Generally speaking, the Calvinists maintain that the sin of Adam was imputed (made to count for) to the whole human race. This is maintained largely regarding the concept of Federal Headship. This is a theological term for one person representing another person or group. Consider Hebrews 7:7-10,
But without any dispute the lesser is blessed by the greater. 8And in this case mortal men receive tithes, but in that case one receives them, of whom it is witnessed that he lives on. 9And, so to speak, through Abraham even Levi, who received tithes, paid tithes, 10for he was still in the loins of his father when Melchizedek met him.
Levi was a descendant of Abraham, but because he was still in the loins (seed) of his Father Abraham, when Abraham paid tithes to Melchizedek, Levi is said to have paid them also. The concept is that Abraham represented his descendants, and the tithes were counted to Levi as well.
Therefore, if Adam's sin was imputed to his descendants, all of them are guilty of sin and justly deserve punishment.
Generally speaking, the Arminians maintain that we inherited a sin nature from Adam and sin due to that nature. We are not guilty for Adam's sin and cannot be punished unless we actually sin.
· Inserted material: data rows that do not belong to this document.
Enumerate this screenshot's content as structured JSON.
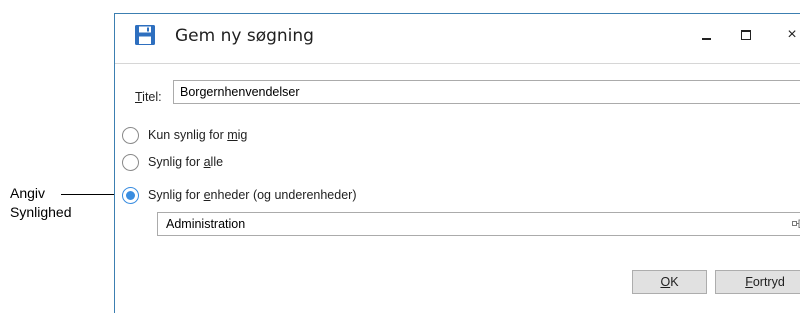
{
  "annotation": {
    "line1": "Angiv",
    "line2": "Synlighed"
  },
  "dialog": {
    "title": "Gem ny søgning",
    "icons": {
      "title": "save-disk-icon",
      "minimize": "minimize-icon",
      "maximize": "maximize-icon",
      "close": "close-icon"
    },
    "close_glyph": "×",
    "accent": "#2e6fbf",
    "title_field": {
      "label_first": "T",
      "label_rest": "itel:",
      "value": "Borgernhenvendelser"
    },
    "visibility": {
      "options": [
        {
          "pre": "Kun synlig for ",
          "mnemonic": "m",
          "post": "ig",
          "checked": false
        },
        {
          "pre": "Synlig for ",
          "mnemonic": "a",
          "post": "lle",
          "checked": false
        },
        {
          "pre": "Synlig for ",
          "mnemonic": "e",
          "post": "nheder (og underenheder)",
          "checked": true
        }
      ],
      "selected_color": "#3a8de0"
    },
    "unit_field": {
      "value": "Administration",
      "icon": "org-tree-icon"
    },
    "buttons": {
      "ok": {
        "mnemonic": "O",
        "rest": "K"
      },
      "cancel": {
        "mnemonic": "F",
        "rest": "ortryd"
      }
    }
  }
}
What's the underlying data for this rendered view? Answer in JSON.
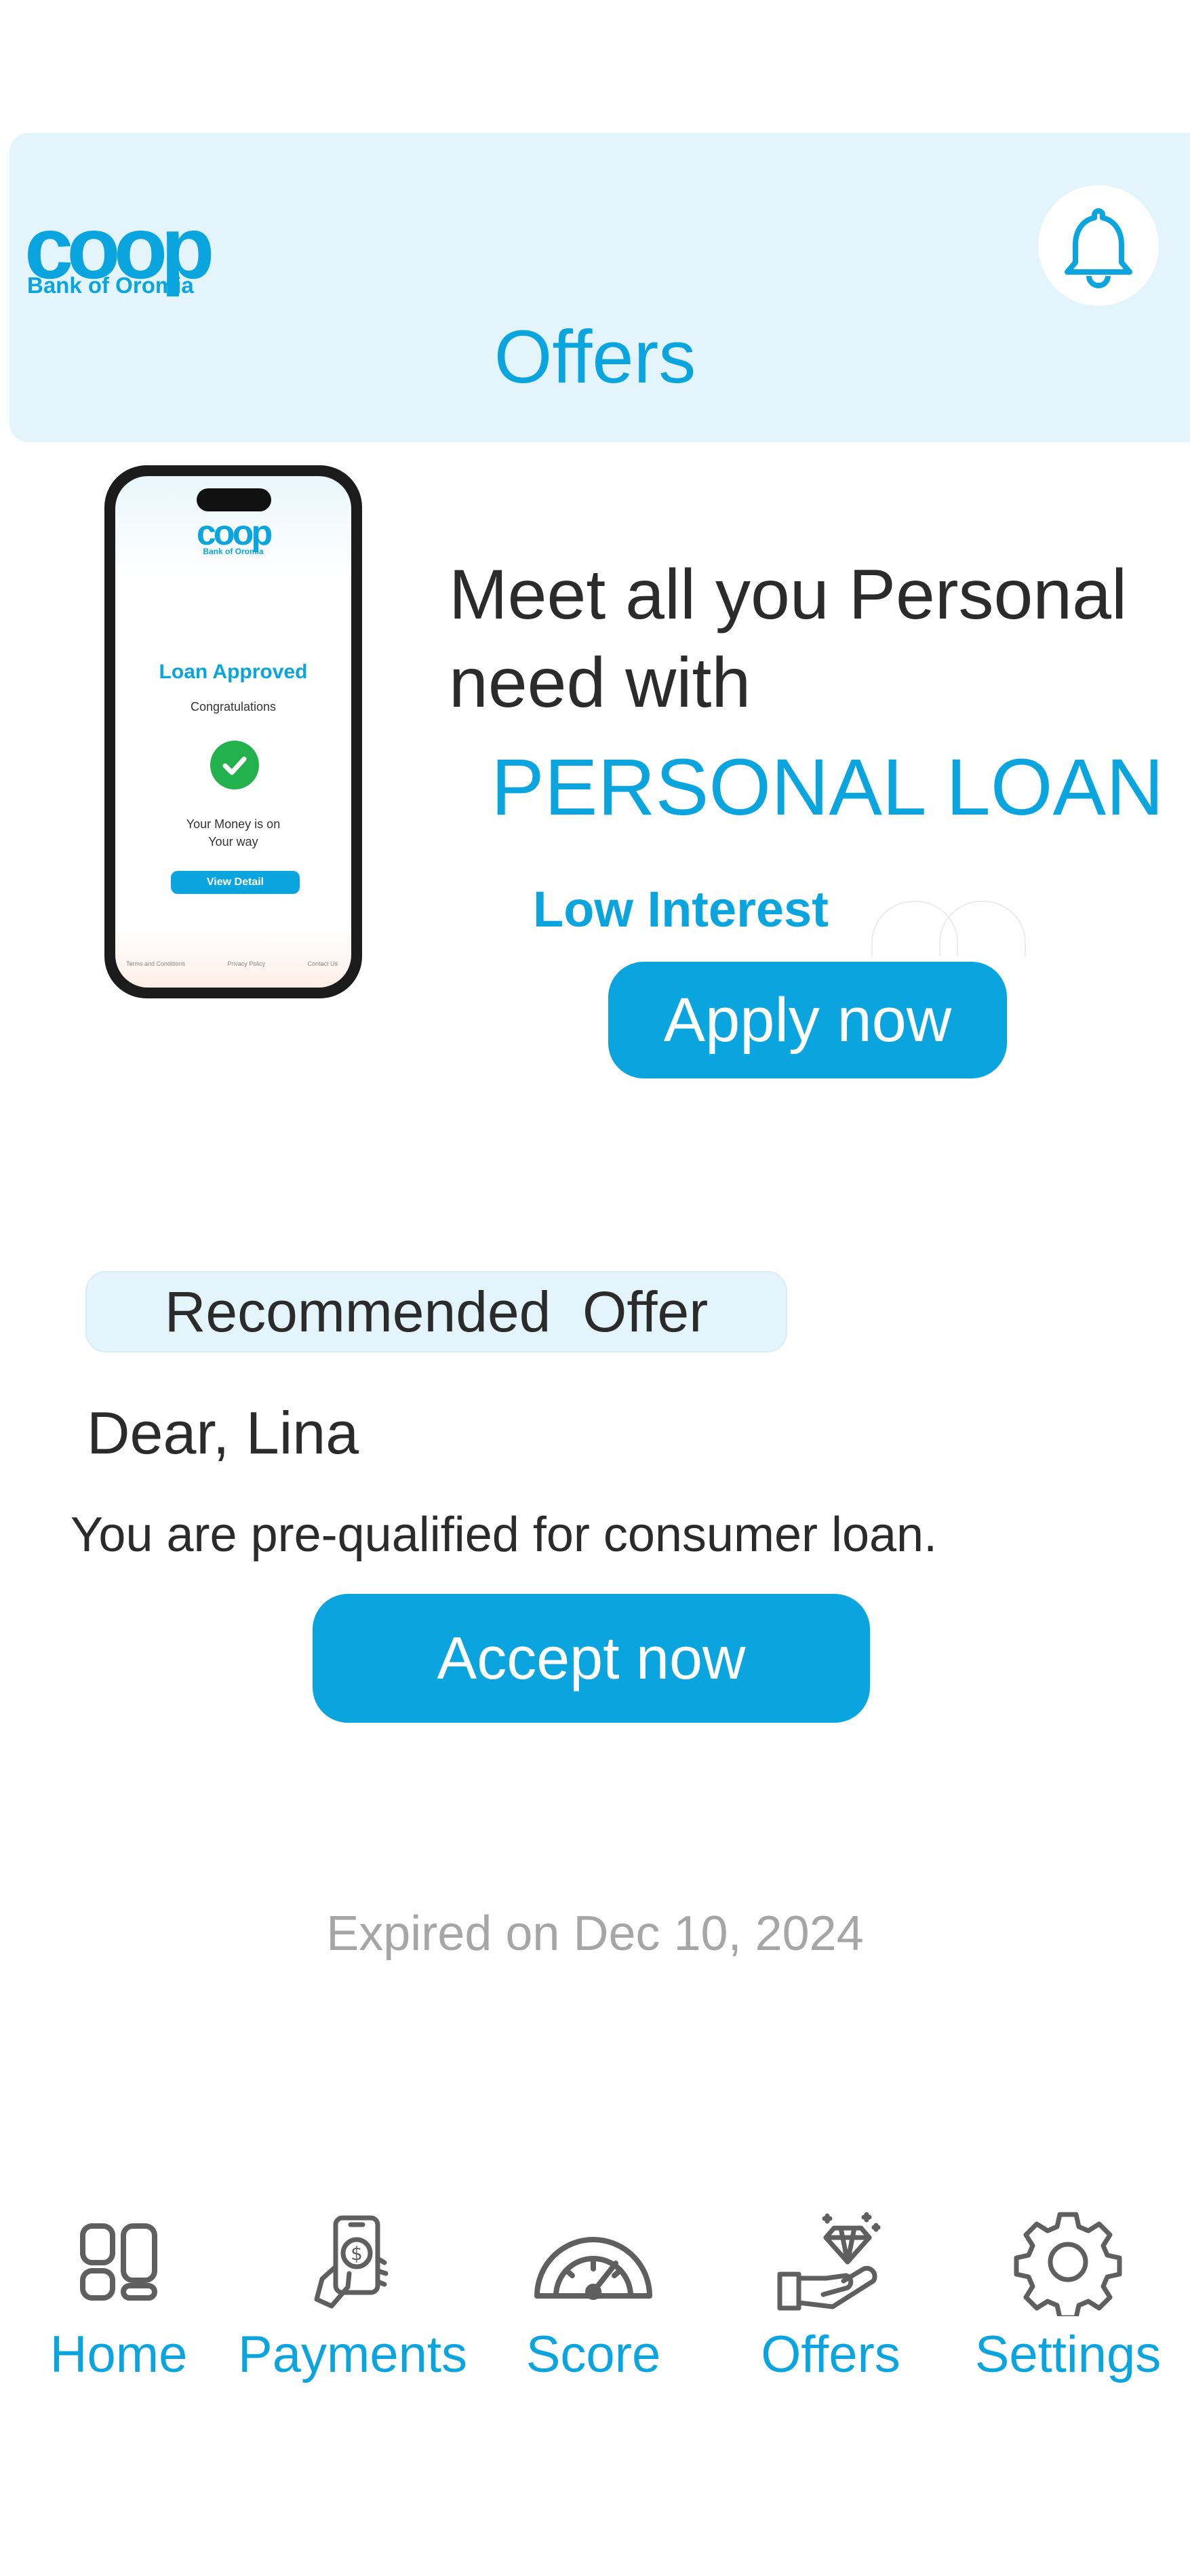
{
  "header": {
    "logo_text": "coop",
    "logo_subtitle": "Bank of Oromia",
    "notification_icon": "bell-icon",
    "title": "Offers"
  },
  "phone_preview": {
    "logo_text": "coop",
    "logo_subtitle": "Bank of Oromia",
    "heading": "Loan Approved",
    "subheading": "Congratulations",
    "check_icon": "check-circle-icon",
    "message_line1": "Your Money is on",
    "message_line2": "Your way",
    "button_label": "View Detail",
    "footer_links": [
      "Terms and Conditions",
      "Privacy Policy",
      "Contact Us"
    ]
  },
  "promo": {
    "line1": "Meet all you Personal",
    "line2": "need with",
    "highlight": "PERSONAL LOAN",
    "tagline": "Low Interest",
    "button_label": "Apply now"
  },
  "recommended": {
    "badge": "Recommended  Offer",
    "greeting": "Dear, Lina",
    "message": "You are pre-qualified for consumer loan.",
    "button_label": "Accept now",
    "expiry": "Expired on Dec 10, 2024"
  },
  "nav": {
    "items": [
      {
        "label": "Home",
        "icon": "home-grid-icon"
      },
      {
        "label": "Payments",
        "icon": "phone-payment-icon"
      },
      {
        "label": "Score",
        "icon": "gauge-icon"
      },
      {
        "label": "Offers",
        "icon": "hand-diamond-icon"
      },
      {
        "label": "Settings",
        "icon": "gear-icon"
      }
    ]
  },
  "colors": {
    "brand": "#0aa5df",
    "header_bg": "#e3f5fb",
    "text": "#2b2b2b",
    "muted": "#a6a6a6",
    "icon_gray": "#5f5f5f"
  }
}
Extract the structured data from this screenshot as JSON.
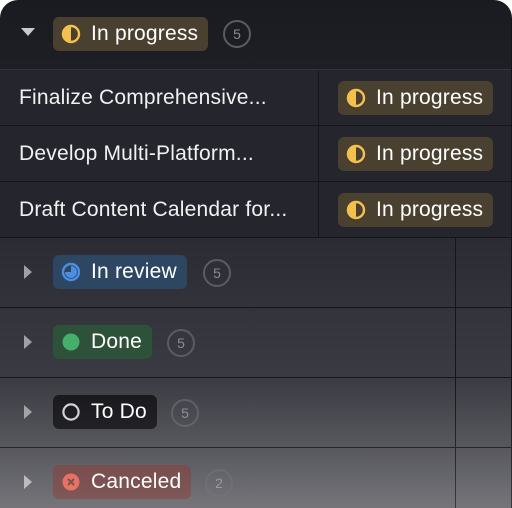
{
  "groups": [
    {
      "label": "In progress",
      "count": "5",
      "icon": "half-circle-icon",
      "color": "#f2c14e",
      "expanded": true
    },
    {
      "label": "In review",
      "count": "5",
      "icon": "progress-circle-icon",
      "color": "#4b8de0",
      "expanded": false
    },
    {
      "label": "Done",
      "count": "5",
      "icon": "check-circle-icon",
      "color": "#45b06a",
      "expanded": false
    },
    {
      "label": "To Do",
      "count": "5",
      "icon": "empty-circle-icon",
      "color": "#d0d0d5",
      "expanded": false
    },
    {
      "label": "Canceled",
      "count": "2",
      "icon": "x-circle-icon",
      "color": "#e45f4e",
      "expanded": false
    }
  ],
  "rows": [
    {
      "title": "Finalize Comprehensive...",
      "status": "In progress"
    },
    {
      "title": "Develop Multi-Platform...",
      "status": "In progress"
    },
    {
      "title": "Draft Content Calendar for...",
      "status": "In progress"
    }
  ]
}
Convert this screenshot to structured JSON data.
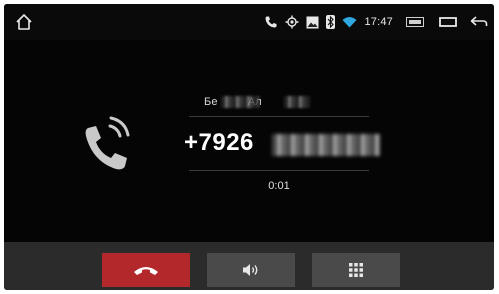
{
  "status_bar": {
    "home_icon": "home-icon",
    "icons": [
      "phone-call-icon",
      "gps-icon",
      "image-icon",
      "bluetooth-icon",
      "wifi-icon"
    ],
    "time": "17:47",
    "right_icons": [
      "window-icon",
      "recent-apps-icon",
      "back-icon"
    ]
  },
  "call": {
    "caller_name": "Бе",
    "caller_name_mid": "Ал",
    "number_prefix": "+7926",
    "duration": "0:01",
    "icon": "phone-ringing-icon"
  },
  "controls": {
    "hangup_icon": "hang-up-icon",
    "speaker_icon": "speaker-icon",
    "keypad_icon": "keypad-icon"
  },
  "colors": {
    "background": "#050505",
    "control_bar": "#2b2b2b",
    "hangup": "#b3282a",
    "button": "#4a4a4a",
    "accent_wifi": "#2fa8e0"
  }
}
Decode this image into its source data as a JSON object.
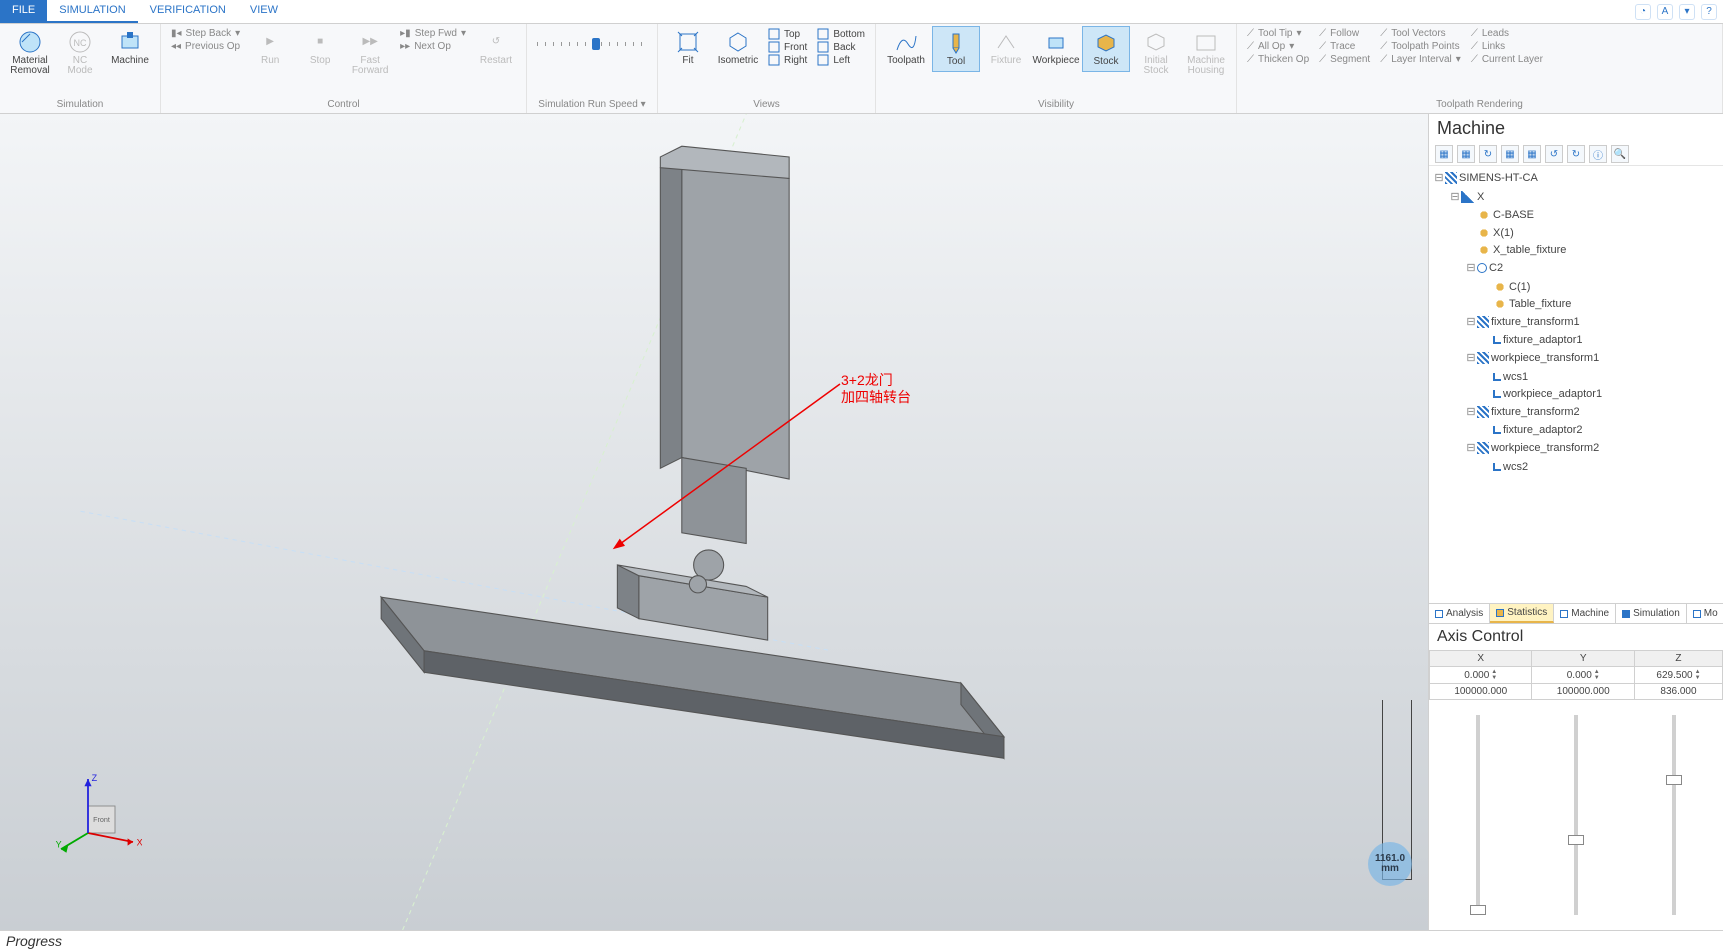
{
  "title_center": "",
  "tabs": {
    "file": "FILE",
    "simulation": "SIMULATION",
    "verification": "VERIFICATION",
    "view": "VIEW"
  },
  "ribbon": {
    "simulation": {
      "label": "Simulation",
      "material_removal": "Material\nRemoval",
      "nc_mode": "NC\nMode",
      "machine": "Machine"
    },
    "control": {
      "label": "Control",
      "step_back": "Step Back",
      "previous_op": "Previous Op",
      "step_fwd": "Step Fwd",
      "next_op": "Next Op",
      "run": "Run",
      "stop": "Stop",
      "fast_forward": "Fast\nForward",
      "restart": "Restart"
    },
    "speed": {
      "label": "Simulation Run Speed"
    },
    "views": {
      "label": "Views",
      "fit": "Fit",
      "isometric": "Isometric",
      "top": "Top",
      "bottom": "Bottom",
      "front": "Front",
      "back": "Back",
      "right": "Right",
      "left": "Left"
    },
    "visibility": {
      "label": "Visibility",
      "toolpath": "Toolpath",
      "tool": "Tool",
      "fixture": "Fixture",
      "workpiece": "Workpiece",
      "stock": "Stock",
      "initial_stock": "Initial\nStock",
      "machine_housing": "Machine\nHousing"
    },
    "render": {
      "label": "Toolpath Rendering",
      "col1": [
        "Tool Tip",
        "All Op",
        "Thicken Op"
      ],
      "col2": [
        "Follow",
        "Trace",
        "Segment"
      ],
      "col3": [
        "Tool Vectors",
        "Toolpath Points",
        "Layer Interval"
      ],
      "col4": [
        "Leads",
        "Links",
        "Current Layer"
      ]
    }
  },
  "viewport": {
    "annotation_line1": "3+2龙门",
    "annotation_line2": "加四轴转台",
    "scale_value": "1161.0",
    "scale_unit": "mm",
    "axes": {
      "x": "X",
      "y": "Y",
      "z": "Z",
      "front": "Front"
    }
  },
  "machine_panel": {
    "title": "Machine",
    "tree": {
      "root": "SIMENS-HT-CA",
      "x": "X",
      "cbase": "C-BASE",
      "x1": "X(1)",
      "xtable": "X_table_fixture",
      "c2": "C2",
      "c1": "C(1)",
      "tablefix": "Table_fixture",
      "ft1": "fixture_transform1",
      "fa1": "fixture_adaptor1",
      "wt1": "workpiece_transform1",
      "wcs1": "wcs1",
      "wa1": "workpiece_adaptor1",
      "ft2": "fixture_transform2",
      "fa2": "fixture_adaptor2",
      "wt2": "workpiece_transform2",
      "wcs2": "wcs2"
    },
    "tabs": {
      "analysis": "Analysis",
      "statistics": "Statistics",
      "machine": "Machine",
      "simulation": "Simulation",
      "mo": "Mo"
    }
  },
  "axis_control": {
    "title": "Axis Control",
    "headers": {
      "x": "X",
      "y": "Y",
      "z": "Z"
    },
    "row1": {
      "x": "0.000",
      "y": "0.000",
      "z": "629.500"
    },
    "row2": {
      "x": "100000.000",
      "y": "100000.000",
      "z": "836.000"
    }
  },
  "progress": {
    "label": "Progress"
  }
}
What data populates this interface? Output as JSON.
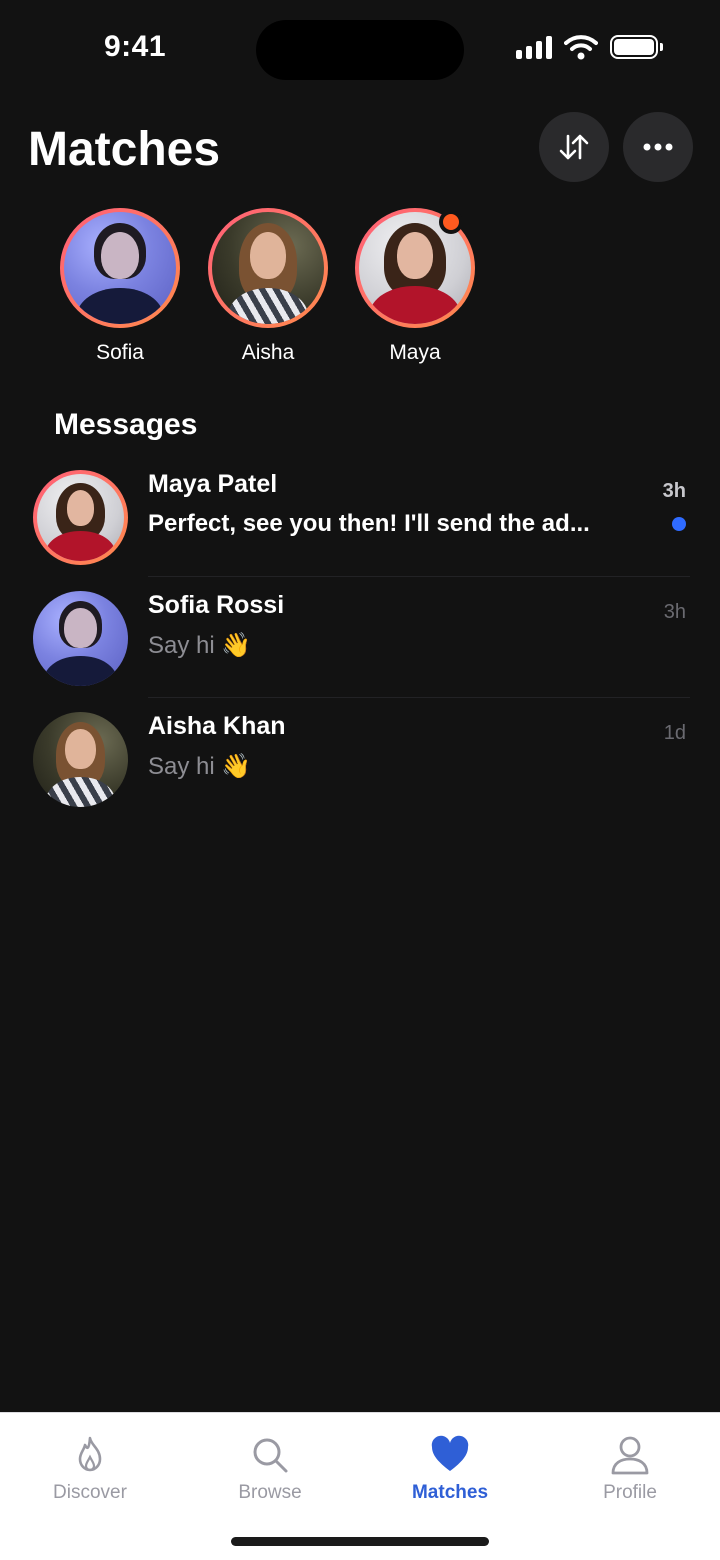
{
  "status_bar": {
    "time": "9:41"
  },
  "header": {
    "title": "Matches",
    "sort_icon": "sort-arrows-icon",
    "more_icon": "more-horizontal-icon"
  },
  "matches": [
    {
      "name": "Sofia",
      "online": false
    },
    {
      "name": "Aisha",
      "online": false
    },
    {
      "name": "Maya",
      "online": true
    }
  ],
  "messages": {
    "title": "Messages",
    "items": [
      {
        "name": "Maya Patel",
        "preview": "Perfect, see you then! I'll send the ad...",
        "time": "3h",
        "unread": true
      },
      {
        "name": "Sofia Rossi",
        "preview": "Say hi 👋",
        "time": "3h",
        "unread": false
      },
      {
        "name": "Aisha Khan",
        "preview": "Say hi 👋",
        "time": "1d",
        "unread": false
      }
    ]
  },
  "tabs": [
    {
      "label": "Discover",
      "icon": "flame-icon",
      "active": false
    },
    {
      "label": "Browse",
      "icon": "search-icon",
      "active": false
    },
    {
      "label": "Matches",
      "icon": "heart-icon",
      "active": true
    },
    {
      "label": "Profile",
      "icon": "user-icon",
      "active": false
    }
  ],
  "colors": {
    "background": "#121212",
    "accent": "#2f5fd6",
    "story_ring": "#ff5f79",
    "online_dot": "#ff5a1f",
    "unread_dot": "#2f6bff"
  }
}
Whichever view or combination of these views you hold, we suffer for Adam’s sin by effect as well as nature. We are sinners and live in a sinful world. We are suffering the consequences of Adam’s sin. We have our own sin with which to contend because we are by nature children of wrath (Eph. 2:3). We are sinners.